  References Top

1.Hedlund G. Congenital frontonasal masses: Developmental anatomy, malformations, and MR imaging. Pediatr Radiol 2006;36:647-62; quiz, 726-7.  Back to cited text no. 1
[PUBMED]  [FULLTEXT]  
2.Kennard CD, Rasmussen JE. Congenital midline nasal masses: Diagnosis and management. J Dermatol Surg Oncol 1990;16:1025-36.  Back to cited text no. 2
[PUBMED]    
3.Barkovich AJ, Vandermarch P, Edwards MSB, Cogen PH. Congenital nasal masses: CT and MR imaging features in 16 cases. AJNR Am J Neuroradiol 1991;12:105-16.  Back to cited text no. 3
    
4.Fitzpatrick E, Miller RH. Congenital midline nasal masses: Dermoids, gliomas, and encephaloceles. J La State Med Soc 1996;148:93-6.  Back to cited text no. 4
[PUBMED]    
5.Lowe LH, Booth TN, Joglar JM, Rollins NK. Midface anomalies in children. RadioGraphics 2000;20:907-22. quiz, 1106-7, 1112 [Erratum in RadioGraphics 2000;20:1494].  Back to cited text no. 5
    
6.Sadler TW. Langman's medical embryology. 5 th ed. Baltimore, MD: Williams & Wilkins; 1985.  Back to cited text no. 6
    
7.Castillo M. Congenital abnormalities of the nose: CT and MR findings. AJR Am J Roentgenol 1994;162:1211-7.  Back to cited text no. 7
    
8.Vogelzand PJ, Babbel RW, Harnsberger HR. The nose and nasal vault. Semin Ultrasound CT MR 1991;12:592-612.  Back to cited text no. 8
    


    Figures

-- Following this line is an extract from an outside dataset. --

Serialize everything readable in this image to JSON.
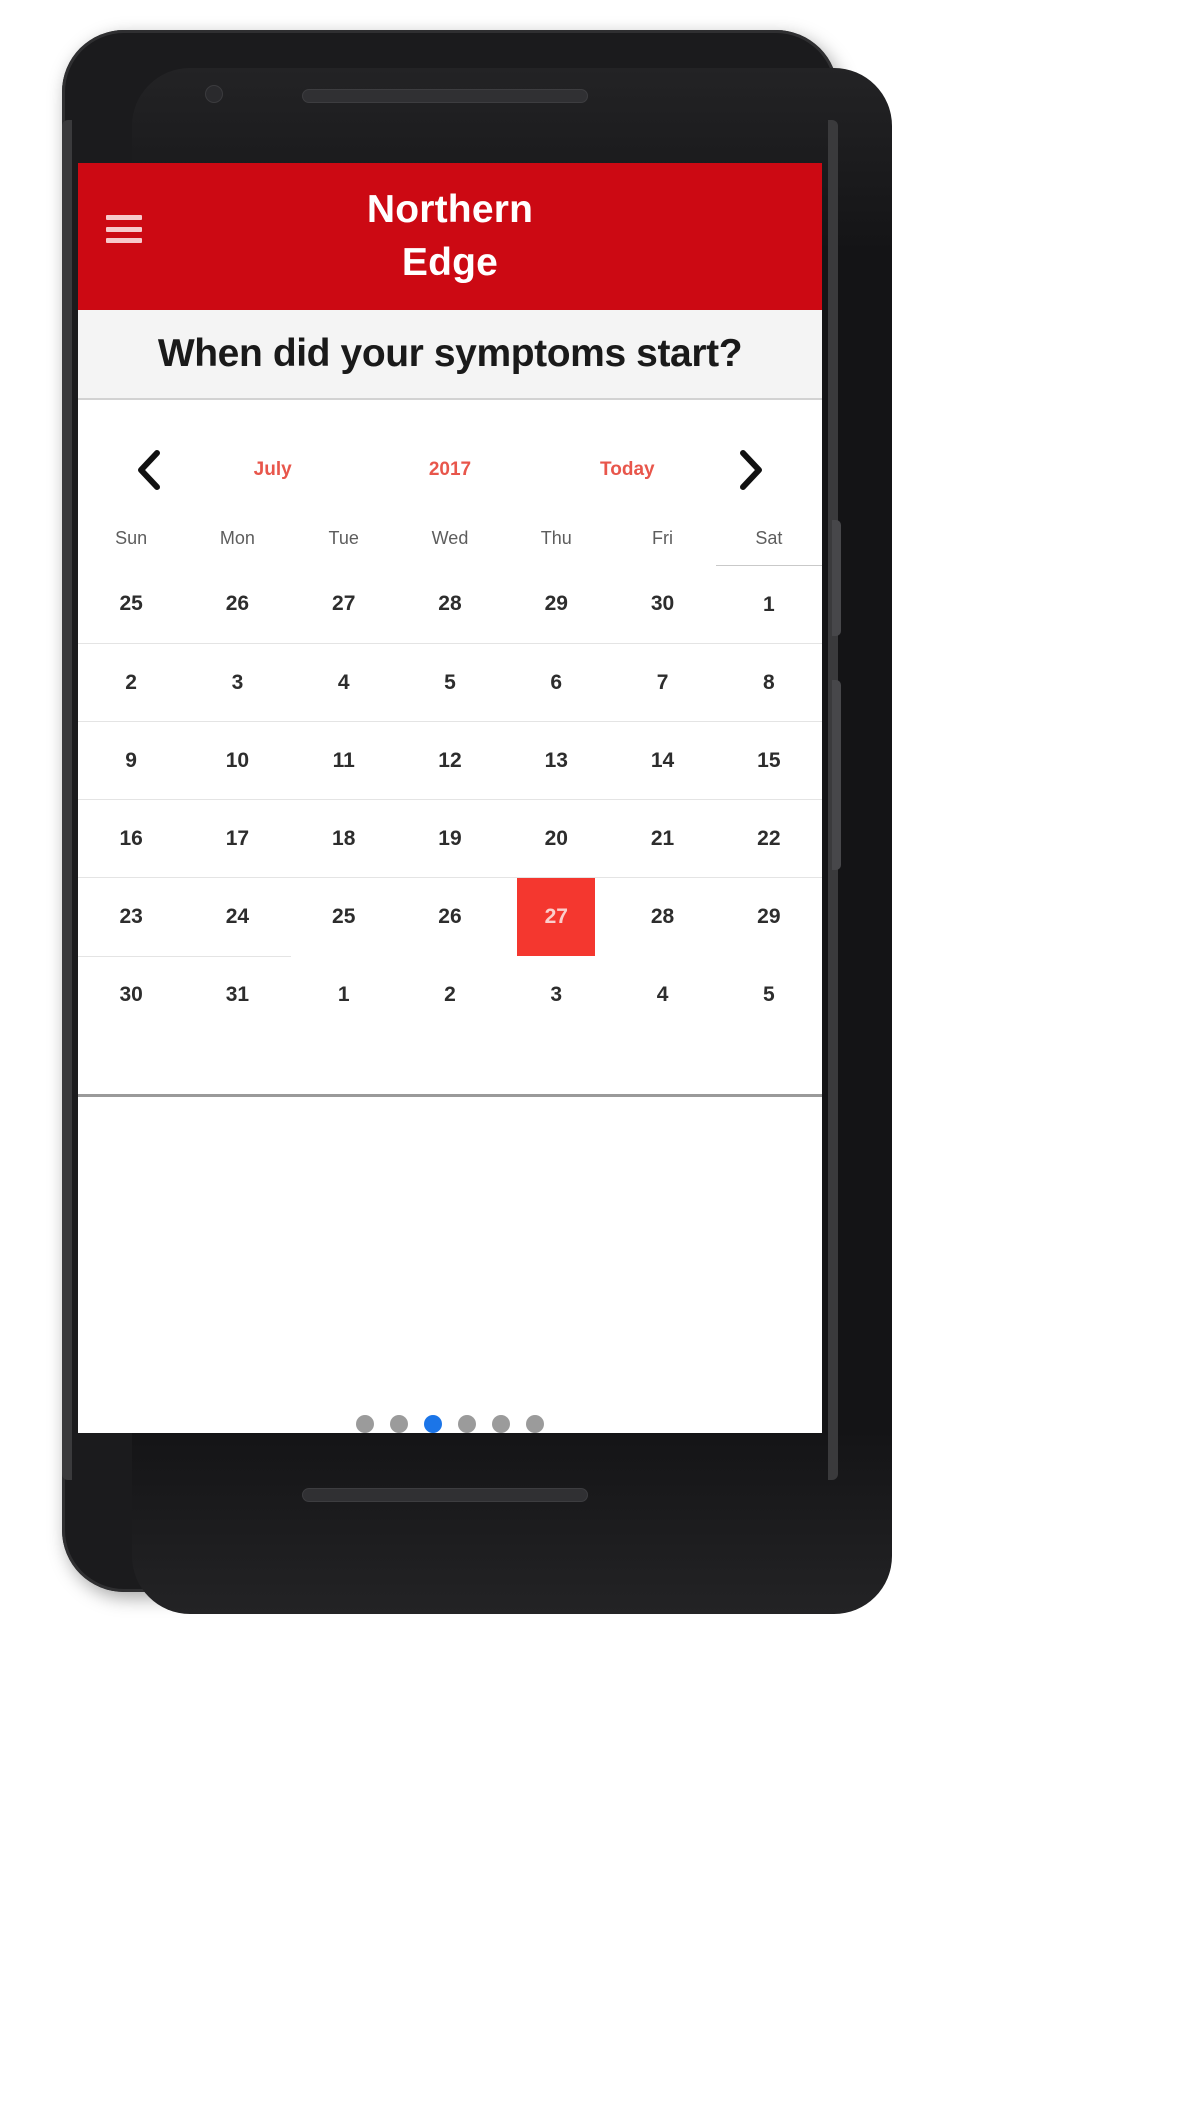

  [Figure 1], [Figure 2], [Figure 3], [Figure 4], [Figure 5], [Figure 6], [Figure 7], [Figure 8], [Figure 9], [Figure 10], [Figure 11]



 

Top
   
 
  Search
 
    Similar in PUBMED
   Search Pubmed for
   Search in Google Scholar for
 Related articles
    Access Statistics
    Email Alert *
    Add to My List *
* Registration required (free)  

 
  In this article
   Abstract
  Introduction
  Case Report
  Discussion
  Conclusion
   References
   Article Figures

 Article Access Statistics
    Viewed5451    
    Printed135    
    Emailed1    
    PDF Downloaded336    
    Comments [Add]    

Recommend this journal